Wildflowers are pretty and charming, and they grow with a minimum of fuss and bother. They are hardy and well adapted, surviving admirably with little gardening effort. There's no watering and no bugs to compete with, and in many cases, they will come back year after year. That much we all take for granted. But perhaps best of all, you can bring these brilliantly colored, delicate flowers indoors for bouquets: Many make beautiful cut flowers.
Most gardeners buy wildflower seeds in mixes, which are usually designed for specific regions. Mixes designed for cut flowers are also available, or you can buy seeds individually. The listing of wildflowers below will help you understand the ingredients of a mix and guide you in making your own.
One important reason to sow a mix of seeds is that it's impossible to know which wildflowers will grow most successfully in your area's conditions. If you sow several kinds, it's likely that at least one type will thrive. A planting of one kind of seed can be very dramatic, but the risk of a complete failure is greater. Enough seed for 1,000 square feet costs from $10 to $40 or more.
You can sow wildflower seeds in fall no matter where you live in North America. However, if you've chosen wildflowers that are not native to your region, there's a possibility that the seedling plants will be damaged by winter cold. Therefore, wait until spring (two weeks prior to your last expected frost) to sow seeds if you live in the North or Northeast (USDA Zones 2 to 6).

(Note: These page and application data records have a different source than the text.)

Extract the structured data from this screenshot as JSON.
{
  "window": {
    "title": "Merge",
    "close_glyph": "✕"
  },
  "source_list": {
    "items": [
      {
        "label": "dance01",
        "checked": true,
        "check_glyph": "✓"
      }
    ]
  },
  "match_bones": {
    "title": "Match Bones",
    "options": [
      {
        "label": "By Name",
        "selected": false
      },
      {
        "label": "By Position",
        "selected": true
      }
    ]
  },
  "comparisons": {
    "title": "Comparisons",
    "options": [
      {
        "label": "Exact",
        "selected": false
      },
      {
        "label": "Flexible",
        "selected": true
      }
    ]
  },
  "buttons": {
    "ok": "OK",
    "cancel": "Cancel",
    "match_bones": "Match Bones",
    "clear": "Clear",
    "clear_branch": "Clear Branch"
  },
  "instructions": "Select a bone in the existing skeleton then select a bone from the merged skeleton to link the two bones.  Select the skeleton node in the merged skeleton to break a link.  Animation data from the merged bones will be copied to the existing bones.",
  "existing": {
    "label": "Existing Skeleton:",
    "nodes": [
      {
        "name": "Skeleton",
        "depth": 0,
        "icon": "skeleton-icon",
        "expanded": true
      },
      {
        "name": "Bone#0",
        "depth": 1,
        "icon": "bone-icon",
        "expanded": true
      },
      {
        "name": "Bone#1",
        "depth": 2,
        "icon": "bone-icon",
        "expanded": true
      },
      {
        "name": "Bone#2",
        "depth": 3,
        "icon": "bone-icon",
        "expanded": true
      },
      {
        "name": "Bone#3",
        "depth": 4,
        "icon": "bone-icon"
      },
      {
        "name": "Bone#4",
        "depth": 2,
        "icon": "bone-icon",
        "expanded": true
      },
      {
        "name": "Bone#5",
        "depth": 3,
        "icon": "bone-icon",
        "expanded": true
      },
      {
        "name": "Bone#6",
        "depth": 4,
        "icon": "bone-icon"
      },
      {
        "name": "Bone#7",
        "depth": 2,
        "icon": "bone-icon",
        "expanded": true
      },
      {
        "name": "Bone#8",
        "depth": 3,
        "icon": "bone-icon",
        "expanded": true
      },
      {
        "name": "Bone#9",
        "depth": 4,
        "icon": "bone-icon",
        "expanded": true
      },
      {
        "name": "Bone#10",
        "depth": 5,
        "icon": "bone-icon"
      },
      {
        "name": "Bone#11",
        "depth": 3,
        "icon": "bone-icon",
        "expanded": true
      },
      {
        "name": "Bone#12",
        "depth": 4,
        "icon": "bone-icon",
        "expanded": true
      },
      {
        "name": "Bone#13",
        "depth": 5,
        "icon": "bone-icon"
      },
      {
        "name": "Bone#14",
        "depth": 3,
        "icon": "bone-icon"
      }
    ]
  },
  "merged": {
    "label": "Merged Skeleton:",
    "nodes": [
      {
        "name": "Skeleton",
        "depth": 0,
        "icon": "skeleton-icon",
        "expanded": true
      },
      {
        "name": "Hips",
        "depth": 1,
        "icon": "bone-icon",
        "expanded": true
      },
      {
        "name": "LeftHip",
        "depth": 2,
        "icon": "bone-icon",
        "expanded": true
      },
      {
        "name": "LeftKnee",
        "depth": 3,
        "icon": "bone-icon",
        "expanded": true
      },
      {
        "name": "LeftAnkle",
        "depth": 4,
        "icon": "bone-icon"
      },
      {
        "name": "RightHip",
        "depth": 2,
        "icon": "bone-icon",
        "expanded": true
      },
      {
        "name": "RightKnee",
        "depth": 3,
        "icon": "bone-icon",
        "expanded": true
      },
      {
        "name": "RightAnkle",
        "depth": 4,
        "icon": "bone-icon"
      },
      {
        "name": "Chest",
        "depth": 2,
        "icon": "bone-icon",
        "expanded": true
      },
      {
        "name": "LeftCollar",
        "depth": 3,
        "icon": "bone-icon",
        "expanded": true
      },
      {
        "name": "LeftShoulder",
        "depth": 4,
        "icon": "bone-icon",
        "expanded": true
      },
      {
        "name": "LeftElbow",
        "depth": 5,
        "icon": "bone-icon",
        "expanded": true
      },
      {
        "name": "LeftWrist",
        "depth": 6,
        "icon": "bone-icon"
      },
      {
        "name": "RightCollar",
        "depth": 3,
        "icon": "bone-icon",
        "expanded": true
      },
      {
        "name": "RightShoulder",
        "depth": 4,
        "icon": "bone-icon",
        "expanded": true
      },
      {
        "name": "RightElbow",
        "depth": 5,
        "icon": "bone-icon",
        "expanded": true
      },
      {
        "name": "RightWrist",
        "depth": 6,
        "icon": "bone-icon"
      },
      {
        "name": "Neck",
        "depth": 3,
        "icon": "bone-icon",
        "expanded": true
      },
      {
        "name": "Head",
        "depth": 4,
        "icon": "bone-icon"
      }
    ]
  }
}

Sow seeds in fall if you live in the West, Southwest or Southeast (zones 8 to 10). Sowing seed at this time gives plants the benefit of moderate soil temperatures and winter rains. Seeds will germinate and develop root systems, then enter a dormant period until spring.
All the bouquet wildflowers below need full sun and well-drained soil. Sow wildflower seeds wherever you desire a wild, uncontrolled effect or where growing other kinds of plants is difficult or awkward. Parking strips and slopes are common locations, but don't stop there. Try wildflowers instead of bedding plants in corners and borders, around fruit trees or to fill in the gaps between still-spreading ground covers. You can even replace your lawn with wildflowers!
It is important to minimize weeds before planting. Avoid cultivating the soil, as it brings long-buried weed seeds to the soil surface. If cultivating is essential, keep it as shallow as possible.
Mow or cut existing weeds. Water the area, and wait a week or so for regrowth to begin. Then choose a soap-based herbicide or a flame weeder to kill the plants. All three methods kill existing weeds without disturbing the soil. (While the latter two are acceptable to organic gardeners, repeat treatments will be required.) Lightly scratch the soil surface with a rake to prepare for planting.
Mix small seeds with washed sand or vermiculite to make sowing easier and to help get even distribution. Use one (for larger seeds) to four (smaller seeds) parts sand with one part seed.
Scatter the seeds over the area as evenly as possible, first walking in one direction and then in the perpendicular direction. Press the seed into the soil with your footsteps. If you're seeding a large area, use a partially filled water roller (available at rental yards).
It's inevitable that some weeds will appear in your new planting. At first, it will be difficult to distinguish them from the wildflowers. But pull any grasses, and be highly suspicious of any plant that's growing much faster than everything else.
The best time to harvest wildflowers for bouquets is early morning. Use sharp clippers to cut off stems and to cut away leaves and dead or dying parts. Later, recut the stems at an angle to the leng desired. Don't remove all the flowers, though - leave some to make seeds for next year.
While most kinds of wildflowers can be stunning in an arrangement, these are easy to grow from seed and they make plenty of long-lasting flowers for cutting. Buy them as components of a mix or individually. Annuals bloom their first season, scatter seeds and die; seeds of those native to your region are more likely to come back. Perennials may not bloom the first year, but they live from year to year, regrowing from the same plant. Some plants are perennial in some regions and annuals in others.
Here are some common wildlfowers to try in your yard.
Michael MacCaskey is the former editorial director of National Gardening.
Photography by National Gardening Association